How do turbo cars give better fuel economy?

Fuel savings with turbos come two fold –

Firstly a 1.6 litre turbo engine is physically smaller and lighter than a similarly powered 3.0 litre non turbo (naturally aspirated engine). This means fuel savings from weight and due to smaller and less internal engine components, causing less drag as they move around together.

For the second benefit, it is important to understand how an engine and turbo works. Your engine in simple terms, be it diesel or petrol, is an oil burner. It burns fuel to make power to turn the wheels. Despite uncountable technological breakthroughs, this is still a very inefficient way of producing energy. The energy extracted from your fuel breaks down to this – Approximately 35% to power (useful work), 35% wasted through the exhaust, 30% wasted as heat which gets transferred through the coolant and oil. Diesel power efficiency is slightly higher, hence why diesels can get better fuel economy.
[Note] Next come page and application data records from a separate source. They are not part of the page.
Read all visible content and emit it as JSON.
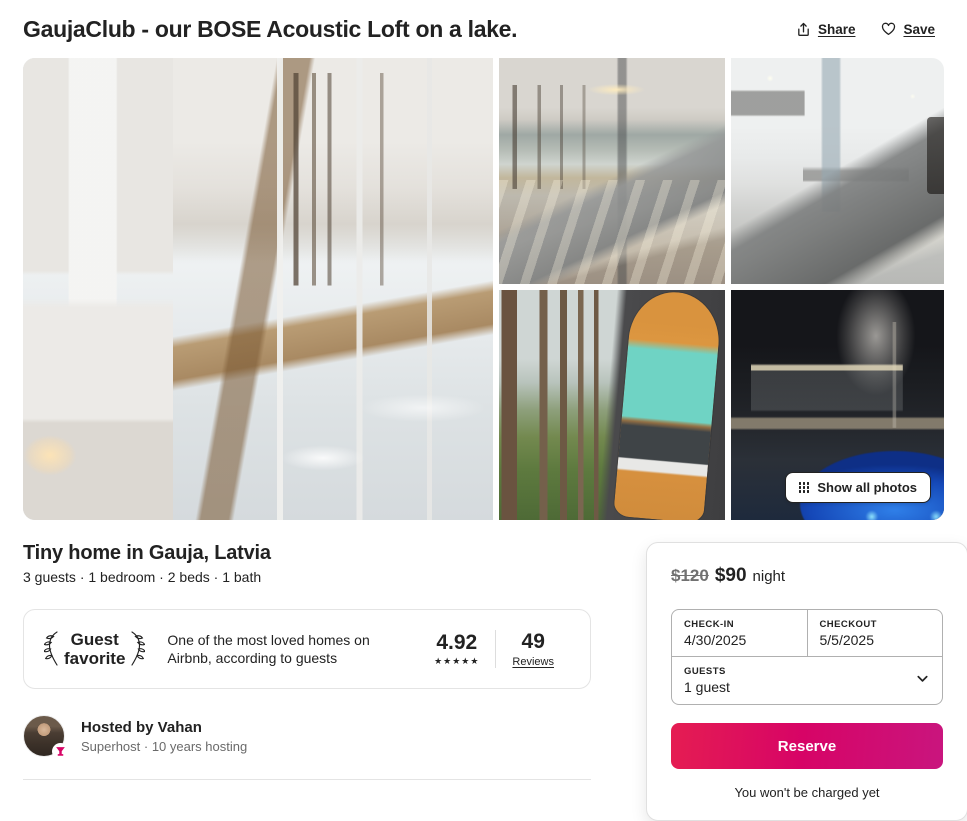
{
  "header": {
    "title": "GaujaClub - our BOSE Acoustic Loft on a lake.",
    "share_label": "Share",
    "save_label": "Save"
  },
  "gallery": {
    "show_all_label": "Show all photos",
    "photos": [
      {
        "alt": "Interior with glass wall overlooking snowy lake"
      },
      {
        "alt": "Bedroom with floor-to-ceiling windows and lake view"
      },
      {
        "alt": "White bedroom with kitchenette"
      },
      {
        "alt": "Paddleboard leaning against cabin in pine forest"
      },
      {
        "alt": "Outdoor sauna and steaming hot tub at night"
      }
    ]
  },
  "listing": {
    "title": "Tiny home in Gauja, Latvia",
    "meta": "3 guests · 1 bedroom · 2 beds · 1 bath"
  },
  "guest_favorite": {
    "badge_label": "Guest\nfavorite",
    "description": "One of the most loved homes on Airbnb, according to guests",
    "rating": "4.92",
    "stars": "★★★★★",
    "reviews_count": "49",
    "reviews_label": "Reviews"
  },
  "host": {
    "name": "Hosted by Vahan",
    "details": "Superhost · 10 years hosting"
  },
  "booking": {
    "price_original": "$120",
    "price_current": "$90",
    "price_unit": "night",
    "checkin_label": "CHECK-IN",
    "checkin_value": "4/30/2025",
    "checkout_label": "CHECKOUT",
    "checkout_value": "5/5/2025",
    "guests_label": "GUESTS",
    "guests_value": "1 guest",
    "reserve_label": "Reserve",
    "disclaimer": "You won't be charged yet"
  },
  "colors": {
    "brand_pink": "#d70466",
    "brand_crimson": "#e51d52",
    "text_primary": "#222222",
    "text_muted": "#717171"
  }
}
Turbos are powered by the normally wasted energy that flows out of the exhaust pipe. A turbo is essentially two fans joined by a common shaft. One fan lies in the exhaust stream, the other in the intake. The flowing exhaust spins the fan (called the turbine), which powers the corresponding fan in the intake (the compressor). This creates boost pressure, allowing more air to be forced into the engine. In basic terms if you run 14psi of boost into a 1.6 litre engine, it can now flow as much air, and with the correct fuelling, produce as much power as a 3.2 litre non turbo engine, but with less weight and better efficiency as discussed earlier. Turbo fuel saving efficiencies can be in the range of 8-10%, but be warned, put the foot down and these little engines will show you just how much power they have, and that they can burn just as much fuel as the big boys when at full throttle.
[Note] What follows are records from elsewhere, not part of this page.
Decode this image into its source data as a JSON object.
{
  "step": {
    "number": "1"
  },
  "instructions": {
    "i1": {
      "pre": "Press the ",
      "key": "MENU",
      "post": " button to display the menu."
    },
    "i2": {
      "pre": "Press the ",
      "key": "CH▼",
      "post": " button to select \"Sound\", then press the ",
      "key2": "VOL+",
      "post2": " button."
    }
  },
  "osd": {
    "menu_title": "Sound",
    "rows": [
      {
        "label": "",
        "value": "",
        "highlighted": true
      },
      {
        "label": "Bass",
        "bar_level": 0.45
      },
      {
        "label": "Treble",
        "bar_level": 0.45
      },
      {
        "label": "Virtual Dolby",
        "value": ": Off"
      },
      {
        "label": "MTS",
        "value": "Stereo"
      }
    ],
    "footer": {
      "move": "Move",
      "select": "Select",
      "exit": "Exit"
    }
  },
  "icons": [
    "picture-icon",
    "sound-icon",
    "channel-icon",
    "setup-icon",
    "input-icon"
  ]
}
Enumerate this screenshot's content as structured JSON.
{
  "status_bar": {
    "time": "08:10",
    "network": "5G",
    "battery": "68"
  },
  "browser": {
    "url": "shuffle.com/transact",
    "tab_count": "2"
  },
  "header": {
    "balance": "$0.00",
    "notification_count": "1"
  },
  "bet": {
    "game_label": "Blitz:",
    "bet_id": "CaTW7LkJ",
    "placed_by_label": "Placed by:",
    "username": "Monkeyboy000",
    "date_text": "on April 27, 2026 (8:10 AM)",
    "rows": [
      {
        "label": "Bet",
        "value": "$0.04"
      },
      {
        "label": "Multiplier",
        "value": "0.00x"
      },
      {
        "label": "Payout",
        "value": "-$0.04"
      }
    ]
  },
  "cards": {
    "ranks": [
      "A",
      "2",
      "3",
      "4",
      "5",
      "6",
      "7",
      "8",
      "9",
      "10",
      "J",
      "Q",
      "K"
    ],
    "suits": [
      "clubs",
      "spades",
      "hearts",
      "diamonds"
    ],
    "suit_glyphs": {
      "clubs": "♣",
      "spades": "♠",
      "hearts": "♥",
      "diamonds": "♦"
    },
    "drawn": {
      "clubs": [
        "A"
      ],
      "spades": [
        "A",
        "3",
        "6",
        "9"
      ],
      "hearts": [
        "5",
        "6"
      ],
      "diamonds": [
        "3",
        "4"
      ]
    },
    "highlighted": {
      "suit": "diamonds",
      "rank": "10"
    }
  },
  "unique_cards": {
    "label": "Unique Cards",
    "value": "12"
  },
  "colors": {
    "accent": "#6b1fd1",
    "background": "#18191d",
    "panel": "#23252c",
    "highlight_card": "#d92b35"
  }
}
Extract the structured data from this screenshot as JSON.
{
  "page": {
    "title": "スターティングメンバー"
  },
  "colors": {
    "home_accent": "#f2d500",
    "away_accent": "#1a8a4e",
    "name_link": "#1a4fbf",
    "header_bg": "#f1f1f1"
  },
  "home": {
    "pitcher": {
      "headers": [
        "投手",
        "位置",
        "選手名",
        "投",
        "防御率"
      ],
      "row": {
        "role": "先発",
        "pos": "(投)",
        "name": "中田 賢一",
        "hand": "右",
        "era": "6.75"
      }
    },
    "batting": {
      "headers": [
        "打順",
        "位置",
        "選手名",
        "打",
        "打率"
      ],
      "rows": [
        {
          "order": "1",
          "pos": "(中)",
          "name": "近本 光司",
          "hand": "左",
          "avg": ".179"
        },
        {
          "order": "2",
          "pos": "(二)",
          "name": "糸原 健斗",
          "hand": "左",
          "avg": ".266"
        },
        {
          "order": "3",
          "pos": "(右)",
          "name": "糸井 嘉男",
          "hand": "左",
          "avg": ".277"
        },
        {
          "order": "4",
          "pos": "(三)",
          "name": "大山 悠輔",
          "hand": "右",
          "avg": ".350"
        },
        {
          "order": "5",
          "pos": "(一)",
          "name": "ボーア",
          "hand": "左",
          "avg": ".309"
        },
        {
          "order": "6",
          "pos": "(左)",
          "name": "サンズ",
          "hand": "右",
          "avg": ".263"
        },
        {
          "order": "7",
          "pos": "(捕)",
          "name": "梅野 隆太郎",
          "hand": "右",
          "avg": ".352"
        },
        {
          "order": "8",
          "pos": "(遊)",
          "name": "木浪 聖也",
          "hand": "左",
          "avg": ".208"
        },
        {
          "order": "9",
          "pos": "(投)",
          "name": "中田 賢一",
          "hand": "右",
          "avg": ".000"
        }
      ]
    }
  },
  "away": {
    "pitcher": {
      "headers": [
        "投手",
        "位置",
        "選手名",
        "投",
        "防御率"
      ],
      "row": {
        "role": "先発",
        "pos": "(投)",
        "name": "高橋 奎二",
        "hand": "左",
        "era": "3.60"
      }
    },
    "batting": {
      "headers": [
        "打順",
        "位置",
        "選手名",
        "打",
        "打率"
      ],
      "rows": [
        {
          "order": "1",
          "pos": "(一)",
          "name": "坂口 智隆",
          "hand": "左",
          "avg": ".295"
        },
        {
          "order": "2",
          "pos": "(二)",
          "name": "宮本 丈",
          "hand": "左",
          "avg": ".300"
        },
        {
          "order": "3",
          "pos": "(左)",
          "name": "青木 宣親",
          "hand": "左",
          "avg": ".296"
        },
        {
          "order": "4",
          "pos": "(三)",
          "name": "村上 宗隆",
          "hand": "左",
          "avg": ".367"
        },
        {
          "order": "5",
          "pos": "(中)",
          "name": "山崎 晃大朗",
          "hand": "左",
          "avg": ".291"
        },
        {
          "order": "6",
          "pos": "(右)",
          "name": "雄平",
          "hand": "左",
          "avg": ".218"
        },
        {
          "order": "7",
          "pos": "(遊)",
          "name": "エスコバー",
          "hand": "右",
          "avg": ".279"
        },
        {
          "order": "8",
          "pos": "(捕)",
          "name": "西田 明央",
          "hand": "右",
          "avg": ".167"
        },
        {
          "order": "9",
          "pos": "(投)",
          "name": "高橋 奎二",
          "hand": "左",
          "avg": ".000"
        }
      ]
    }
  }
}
We are well trained and have plenty of experience with turbo systems at Steve Sorensen Mechanical. We can take care of any Browns Plains turbo problems, including –

Standard waste gate turbo
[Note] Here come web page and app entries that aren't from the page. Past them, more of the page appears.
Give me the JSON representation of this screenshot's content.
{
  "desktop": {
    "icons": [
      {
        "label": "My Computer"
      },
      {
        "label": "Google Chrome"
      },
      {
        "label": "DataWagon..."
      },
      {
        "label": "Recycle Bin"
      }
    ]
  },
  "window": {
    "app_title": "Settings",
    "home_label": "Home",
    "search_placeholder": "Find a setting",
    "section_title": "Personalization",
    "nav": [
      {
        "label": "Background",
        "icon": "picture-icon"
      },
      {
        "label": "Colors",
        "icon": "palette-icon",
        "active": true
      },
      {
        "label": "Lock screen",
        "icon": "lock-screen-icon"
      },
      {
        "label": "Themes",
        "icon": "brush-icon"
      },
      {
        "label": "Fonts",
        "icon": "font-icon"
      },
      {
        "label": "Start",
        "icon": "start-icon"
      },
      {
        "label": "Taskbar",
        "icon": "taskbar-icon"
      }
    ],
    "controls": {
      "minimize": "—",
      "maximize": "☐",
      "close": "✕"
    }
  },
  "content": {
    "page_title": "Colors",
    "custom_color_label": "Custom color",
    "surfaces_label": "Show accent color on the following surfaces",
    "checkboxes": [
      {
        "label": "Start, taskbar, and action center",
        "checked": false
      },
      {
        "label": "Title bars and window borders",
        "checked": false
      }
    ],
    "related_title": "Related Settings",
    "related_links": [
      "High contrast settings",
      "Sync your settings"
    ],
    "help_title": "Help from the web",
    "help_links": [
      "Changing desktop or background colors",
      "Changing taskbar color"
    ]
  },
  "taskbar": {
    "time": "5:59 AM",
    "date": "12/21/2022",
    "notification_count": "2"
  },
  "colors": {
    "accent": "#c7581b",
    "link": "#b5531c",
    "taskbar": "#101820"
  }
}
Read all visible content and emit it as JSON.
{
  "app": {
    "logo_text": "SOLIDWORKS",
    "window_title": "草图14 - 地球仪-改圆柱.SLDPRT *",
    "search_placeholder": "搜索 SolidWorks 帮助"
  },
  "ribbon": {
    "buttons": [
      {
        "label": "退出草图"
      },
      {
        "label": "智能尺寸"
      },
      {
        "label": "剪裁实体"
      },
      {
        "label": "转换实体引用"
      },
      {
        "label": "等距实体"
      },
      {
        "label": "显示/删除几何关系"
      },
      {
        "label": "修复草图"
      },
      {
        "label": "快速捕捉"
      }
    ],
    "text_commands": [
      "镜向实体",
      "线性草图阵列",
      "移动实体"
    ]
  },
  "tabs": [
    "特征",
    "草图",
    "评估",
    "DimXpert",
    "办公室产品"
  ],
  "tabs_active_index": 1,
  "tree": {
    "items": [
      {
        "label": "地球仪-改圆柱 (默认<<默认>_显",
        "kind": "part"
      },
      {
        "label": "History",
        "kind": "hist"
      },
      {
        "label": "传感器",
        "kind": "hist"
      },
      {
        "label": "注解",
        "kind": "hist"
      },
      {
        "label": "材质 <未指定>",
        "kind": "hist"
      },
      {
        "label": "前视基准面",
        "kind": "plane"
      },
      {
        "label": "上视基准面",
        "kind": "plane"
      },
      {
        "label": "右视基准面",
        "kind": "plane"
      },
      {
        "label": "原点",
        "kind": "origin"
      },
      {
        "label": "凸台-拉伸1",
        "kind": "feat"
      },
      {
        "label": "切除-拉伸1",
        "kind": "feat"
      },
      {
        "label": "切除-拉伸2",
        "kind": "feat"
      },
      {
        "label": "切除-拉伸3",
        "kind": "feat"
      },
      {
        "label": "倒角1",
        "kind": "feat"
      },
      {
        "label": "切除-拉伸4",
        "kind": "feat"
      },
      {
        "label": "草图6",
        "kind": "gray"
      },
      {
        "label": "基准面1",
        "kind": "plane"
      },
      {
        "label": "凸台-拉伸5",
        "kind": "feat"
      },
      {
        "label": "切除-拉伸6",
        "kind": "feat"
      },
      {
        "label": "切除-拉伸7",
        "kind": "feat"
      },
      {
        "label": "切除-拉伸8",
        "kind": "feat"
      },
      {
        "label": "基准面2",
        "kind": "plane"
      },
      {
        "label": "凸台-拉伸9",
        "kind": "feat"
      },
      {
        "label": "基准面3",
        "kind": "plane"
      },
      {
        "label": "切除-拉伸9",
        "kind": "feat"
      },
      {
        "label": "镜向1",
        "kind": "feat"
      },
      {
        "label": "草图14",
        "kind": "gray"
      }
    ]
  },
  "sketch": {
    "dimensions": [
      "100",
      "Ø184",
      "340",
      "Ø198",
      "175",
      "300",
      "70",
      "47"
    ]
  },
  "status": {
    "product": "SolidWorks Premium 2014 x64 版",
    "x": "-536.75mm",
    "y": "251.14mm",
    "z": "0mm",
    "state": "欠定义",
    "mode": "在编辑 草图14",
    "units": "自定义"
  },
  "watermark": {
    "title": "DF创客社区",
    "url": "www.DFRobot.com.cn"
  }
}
Waste gate solenoid problems

Variable geometry turbo

Boost leak finding

Misfires under boost

Diesel turbo systems

Turbo replacement